# pi123

Pi is one of the most important and fascinating numbers in mathematics. It is an irrational number, meaning that it cannot be expressed as a fraction of two integers. It is also a transcendental number, meaning that it is not the root of any polynomial with rational coefficients.

Pi is the ratio of a circle’s circumference to its diameter. It is also the ratio of the volume of a sphere to the cube of its radius. Pi is used in many different areas of mathematics, including geometry, trigonometry, calculus, and statistics.

The history of pi can be traced back to ancient Egypt and Babylonia. The Egyptians used pi to calculate the area of circles and the volume of spheres. The Babylonians used pi to calculate the volume of cylinders.

The first person to calculate pi to a high degree of accuracy was Archimedes of Syracuse in the 3rd century BC. Archimedes used a polygon with 96 sides to calculate pi to two decimal places.

In the 15th and 16th centuries, mathematicians began to use infinite series to calculate pi. The most famous infinite series for pi is the Leibniz series:

## pi/4 = 1 – 1/3 + 1/5 – 1/7 + …

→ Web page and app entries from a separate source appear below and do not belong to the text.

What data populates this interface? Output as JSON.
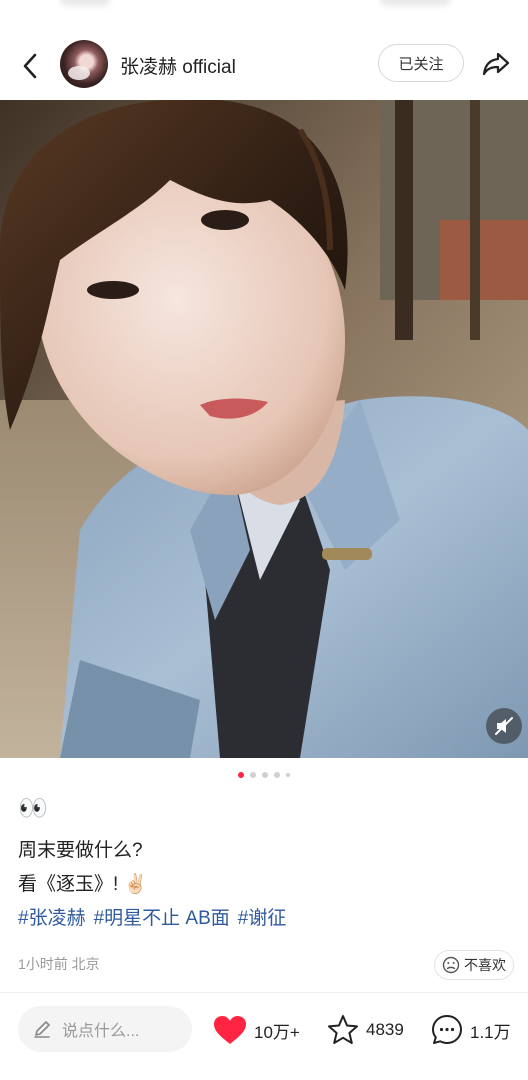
{
  "header": {
    "username": "张凌赫 official",
    "follow_label": "已关注"
  },
  "carousel": {
    "pages": 5,
    "active_index": 0
  },
  "post": {
    "emoji": "👀",
    "line1": "周末要做什么?",
    "line2": "看《逐玉》! ✌🏻",
    "tags": [
      "#张凌赫",
      "#明星不止 AB面",
      "#谢征"
    ],
    "time_location": "1小时前 北京",
    "dislike_label": "不喜欢"
  },
  "bottom": {
    "comment_placeholder": "说点什么...",
    "likes": "10万+",
    "favorites": "4839",
    "comments": "1.1万"
  },
  "colors": {
    "accent": "#ff2442",
    "tag": "#2f5b9c"
  },
  "icons": [
    "back-icon",
    "share-icon",
    "mute-icon",
    "pencil-icon",
    "heart-icon",
    "star-icon",
    "comment-icon",
    "dislike-face-icon"
  ]
}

The Leibniz series is very slow to converge, but it was used to calculate pi to many decimal places in the 18th and 19th centuries.

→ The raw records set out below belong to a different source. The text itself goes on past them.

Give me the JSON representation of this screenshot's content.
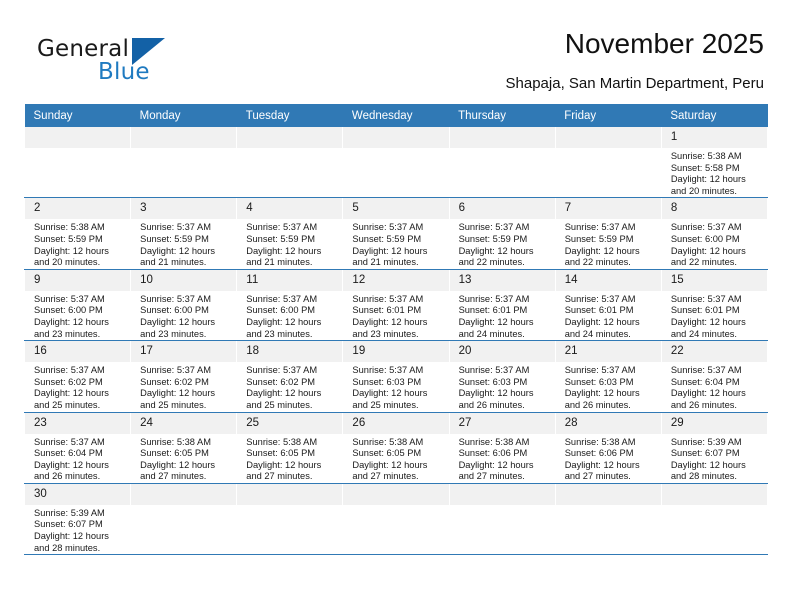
{
  "brand": {
    "name_part1": "General",
    "name_part2": "Blue",
    "triangle_color": "#1361a6",
    "blue_color": "#1f7ac0"
  },
  "header": {
    "title": "November 2025",
    "subtitle": "Shapaja, San Martin Department, Peru"
  },
  "theme": {
    "header_row_bg": "#3079b5",
    "header_row_text": "#ffffff",
    "daynum_bg": "#f1f1f1",
    "grid_line": "#3079b5"
  },
  "weekdays": [
    "Sunday",
    "Monday",
    "Tuesday",
    "Wednesday",
    "Thursday",
    "Friday",
    "Saturday"
  ],
  "weeks": [
    [
      {
        "day": "",
        "empty": true,
        "sunrise": "",
        "sunset": "",
        "daylight_line1": "",
        "daylight_line2": ""
      },
      {
        "day": "",
        "empty": true,
        "sunrise": "",
        "sunset": "",
        "daylight_line1": "",
        "daylight_line2": ""
      },
      {
        "day": "",
        "empty": true,
        "sunrise": "",
        "sunset": "",
        "daylight_line1": "",
        "daylight_line2": ""
      },
      {
        "day": "",
        "empty": true,
        "sunrise": "",
        "sunset": "",
        "daylight_line1": "",
        "daylight_line2": ""
      },
      {
        "day": "",
        "empty": true,
        "sunrise": "",
        "sunset": "",
        "daylight_line1": "",
        "daylight_line2": ""
      },
      {
        "day": "",
        "empty": true,
        "sunrise": "",
        "sunset": "",
        "daylight_line1": "",
        "daylight_line2": ""
      },
      {
        "day": "1",
        "empty": false,
        "sunrise": "Sunrise: 5:38 AM",
        "sunset": "Sunset: 5:58 PM",
        "daylight_line1": "Daylight: 12 hours",
        "daylight_line2": "and 20 minutes."
      }
    ],
    [
      {
        "day": "2",
        "empty": false,
        "sunrise": "Sunrise: 5:38 AM",
        "sunset": "Sunset: 5:59 PM",
        "daylight_line1": "Daylight: 12 hours",
        "daylight_line2": "and 20 minutes."
      },
      {
        "day": "3",
        "empty": false,
        "sunrise": "Sunrise: 5:37 AM",
        "sunset": "Sunset: 5:59 PM",
        "daylight_line1": "Daylight: 12 hours",
        "daylight_line2": "and 21 minutes."
      },
      {
        "day": "4",
        "empty": false,
        "sunrise": "Sunrise: 5:37 AM",
        "sunset": "Sunset: 5:59 PM",
        "daylight_line1": "Daylight: 12 hours",
        "daylight_line2": "and 21 minutes."
      },
      {
        "day": "5",
        "empty": false,
        "sunrise": "Sunrise: 5:37 AM",
        "sunset": "Sunset: 5:59 PM",
        "daylight_line1": "Daylight: 12 hours",
        "daylight_line2": "and 21 minutes."
      },
      {
        "day": "6",
        "empty": false,
        "sunrise": "Sunrise: 5:37 AM",
        "sunset": "Sunset: 5:59 PM",
        "daylight_line1": "Daylight: 12 hours",
        "daylight_line2": "and 22 minutes."
      },
      {
        "day": "7",
        "empty": false,
        "sunrise": "Sunrise: 5:37 AM",
        "sunset": "Sunset: 5:59 PM",
        "daylight_line1": "Daylight: 12 hours",
        "daylight_line2": "and 22 minutes."
      },
      {
        "day": "8",
        "empty": false,
        "sunrise": "Sunrise: 5:37 AM",
        "sunset": "Sunset: 6:00 PM",
        "daylight_line1": "Daylight: 12 hours",
        "daylight_line2": "and 22 minutes."
      }
    ],
    [
      {
        "day": "9",
        "empty": false,
        "sunrise": "Sunrise: 5:37 AM",
        "sunset": "Sunset: 6:00 PM",
        "daylight_line1": "Daylight: 12 hours",
        "daylight_line2": "and 23 minutes."
      },
      {
        "day": "10",
        "empty": false,
        "sunrise": "Sunrise: 5:37 AM",
        "sunset": "Sunset: 6:00 PM",
        "daylight_line1": "Daylight: 12 hours",
        "daylight_line2": "and 23 minutes."
      },
      {
        "day": "11",
        "empty": false,
        "sunrise": "Sunrise: 5:37 AM",
        "sunset": "Sunset: 6:00 PM",
        "daylight_line1": "Daylight: 12 hours",
        "daylight_line2": "and 23 minutes."
      },
      {
        "day": "12",
        "empty": false,
        "sunrise": "Sunrise: 5:37 AM",
        "sunset": "Sunset: 6:01 PM",
        "daylight_line1": "Daylight: 12 hours",
        "daylight_line2": "and 23 minutes."
      },
      {
        "day": "13",
        "empty": false,
        "sunrise": "Sunrise: 5:37 AM",
        "sunset": "Sunset: 6:01 PM",
        "daylight_line1": "Daylight: 12 hours",
        "daylight_line2": "and 24 minutes."
      },
      {
        "day": "14",
        "empty": false,
        "sunrise": "Sunrise: 5:37 AM",
        "sunset": "Sunset: 6:01 PM",
        "daylight_line1": "Daylight: 12 hours",
        "daylight_line2": "and 24 minutes."
      },
      {
        "day": "15",
        "empty": false,
        "sunrise": "Sunrise: 5:37 AM",
        "sunset": "Sunset: 6:01 PM",
        "daylight_line1": "Daylight: 12 hours",
        "daylight_line2": "and 24 minutes."
      }
    ],
    [
      {
        "day": "16",
        "empty": false,
        "sunrise": "Sunrise: 5:37 AM",
        "sunset": "Sunset: 6:02 PM",
        "daylight_line1": "Daylight: 12 hours",
        "daylight_line2": "and 25 minutes."
      },
      {
        "day": "17",
        "empty": false,
        "sunrise": "Sunrise: 5:37 AM",
        "sunset": "Sunset: 6:02 PM",
        "daylight_line1": "Daylight: 12 hours",
        "daylight_line2": "and 25 minutes."
      },
      {
        "day": "18",
        "empty": false,
        "sunrise": "Sunrise: 5:37 AM",
        "sunset": "Sunset: 6:02 PM",
        "daylight_line1": "Daylight: 12 hours",
        "daylight_line2": "and 25 minutes."
      },
      {
        "day": "19",
        "empty": false,
        "sunrise": "Sunrise: 5:37 AM",
        "sunset": "Sunset: 6:03 PM",
        "daylight_line1": "Daylight: 12 hours",
        "daylight_line2": "and 25 minutes."
      },
      {
        "day": "20",
        "empty": false,
        "sunrise": "Sunrise: 5:37 AM",
        "sunset": "Sunset: 6:03 PM",
        "daylight_line1": "Daylight: 12 hours",
        "daylight_line2": "and 26 minutes."
      },
      {
        "day": "21",
        "empty": false,
        "sunrise": "Sunrise: 5:37 AM",
        "sunset": "Sunset: 6:03 PM",
        "daylight_line1": "Daylight: 12 hours",
        "daylight_line2": "and 26 minutes."
      },
      {
        "day": "22",
        "empty": false,
        "sunrise": "Sunrise: 5:37 AM",
        "sunset": "Sunset: 6:04 PM",
        "daylight_line1": "Daylight: 12 hours",
        "daylight_line2": "and 26 minutes."
      }
    ],
    [
      {
        "day": "23",
        "empty": false,
        "sunrise": "Sunrise: 5:37 AM",
        "sunset": "Sunset: 6:04 PM",
        "daylight_line1": "Daylight: 12 hours",
        "daylight_line2": "and 26 minutes."
      },
      {
        "day": "24",
        "empty": false,
        "sunrise": "Sunrise: 5:38 AM",
        "sunset": "Sunset: 6:05 PM",
        "daylight_line1": "Daylight: 12 hours",
        "daylight_line2": "and 27 minutes."
      },
      {
        "day": "25",
        "empty": false,
        "sunrise": "Sunrise: 5:38 AM",
        "sunset": "Sunset: 6:05 PM",
        "daylight_line1": "Daylight: 12 hours",
        "daylight_line2": "and 27 minutes."
      },
      {
        "day": "26",
        "empty": false,
        "sunrise": "Sunrise: 5:38 AM",
        "sunset": "Sunset: 6:05 PM",
        "daylight_line1": "Daylight: 12 hours",
        "daylight_line2": "and 27 minutes."
      },
      {
        "day": "27",
        "empty": false,
        "sunrise": "Sunrise: 5:38 AM",
        "sunset": "Sunset: 6:06 PM",
        "daylight_line1": "Daylight: 12 hours",
        "daylight_line2": "and 27 minutes."
      },
      {
        "day": "28",
        "empty": false,
        "sunrise": "Sunrise: 5:38 AM",
        "sunset": "Sunset: 6:06 PM",
        "daylight_line1": "Daylight: 12 hours",
        "daylight_line2": "and 27 minutes."
      },
      {
        "day": "29",
        "empty": false,
        "sunrise": "Sunrise: 5:39 AM",
        "sunset": "Sunset: 6:07 PM",
        "daylight_line1": "Daylight: 12 hours",
        "daylight_line2": "and 28 minutes."
      }
    ],
    [
      {
        "day": "30",
        "empty": false,
        "sunrise": "Sunrise: 5:39 AM",
        "sunset": "Sunset: 6:07 PM",
        "daylight_line1": "Daylight: 12 hours",
        "daylight_line2": "and 28 minutes."
      },
      {
        "day": "",
        "empty": true,
        "sunrise": "",
        "sunset": "",
        "daylight_line1": "",
        "daylight_line2": ""
      },
      {
        "day": "",
        "empty": true,
        "sunrise": "",
        "sunset": "",
        "daylight_line1": "",
        "daylight_line2": ""
      },
      {
        "day": "",
        "empty": true,
        "sunrise": "",
        "sunset": "",
        "daylight_line1": "",
        "daylight_line2": ""
      },
      {
        "day": "",
        "empty": true,
        "sunrise": "",
        "sunset": "",
        "daylight_line1": "",
        "daylight_line2": ""
      },
      {
        "day": "",
        "empty": true,
        "sunrise": "",
        "sunset": "",
        "daylight_line1": "",
        "daylight_line2": ""
      },
      {
        "day": "",
        "empty": true,
        "sunrise": "",
        "sunset": "",
        "daylight_line1": "",
        "daylight_line2": ""
      }
    ]
  ]
}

In the 20th century, mathematicians began to use computers to calculate pi. In 1949, ENIAC, the first general-purpose computer, calculated pi to 2037 decimal places. In 1973, a computer calculated pi to 10 million decimal places.

Today, computers can calculate pi to trillions of decimal places. However, there is no end to the digits of pi. It is an irrational number, meaning that its decimal representation never ends or repeats.

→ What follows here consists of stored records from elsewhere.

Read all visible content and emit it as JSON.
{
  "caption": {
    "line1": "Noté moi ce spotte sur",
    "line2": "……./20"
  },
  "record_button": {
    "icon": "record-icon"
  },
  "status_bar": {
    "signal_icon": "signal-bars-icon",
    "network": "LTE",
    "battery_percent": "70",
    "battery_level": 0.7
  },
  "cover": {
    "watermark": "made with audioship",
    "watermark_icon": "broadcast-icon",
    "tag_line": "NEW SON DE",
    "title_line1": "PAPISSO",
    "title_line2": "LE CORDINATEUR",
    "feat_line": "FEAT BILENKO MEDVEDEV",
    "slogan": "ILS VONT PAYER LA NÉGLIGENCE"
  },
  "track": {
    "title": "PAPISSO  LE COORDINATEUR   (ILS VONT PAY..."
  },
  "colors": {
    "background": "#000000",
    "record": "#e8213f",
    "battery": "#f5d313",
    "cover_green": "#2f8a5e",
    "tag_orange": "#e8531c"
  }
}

Pi has many interesting properties. For example, it is the only number that is equal to its own square root plus one:

### sqrt(pi) + 1 = pi

Pi is also the only number that is equal to the sum of the inverse squares of all the prime numbers:

### 1/2^2 + 1/3^2 + 1/5^2 + … = pi^2/6

Pi is a very important number in mathematics, physics, and engineering. It is used to calculate the area and volume of circles and spheres, the wavelength of light, and the frequency of electricity.

Here are some examples of how pi is used in the real world:

• Navigation: Pi is used to calculate the distance between two points on Earth. This is important for navigation systems, such as GPS.
• Astronomy: Pi is used to calculate the orbits of planets and other objects in space. This is important for astronomers who are studying the universe.
• Engineering: Pi is used to design bridges, buildings, and other structures. This is important for engineers who want to make sure that their structures are strong and stable.
• Medicine: Pi is used to calculate the dosage of drugs and other medical treatments. This is important for doctors who want to make sure that their patients are getting the right amount of medication.
• Finance: Pi is used to calculate interest rates and other financial calculations. This is important for banks and other financial institutions.

Pi is a truly remarkable number. It is a number that is both simple and complex, and it is a number that is used in many different areas of our lives.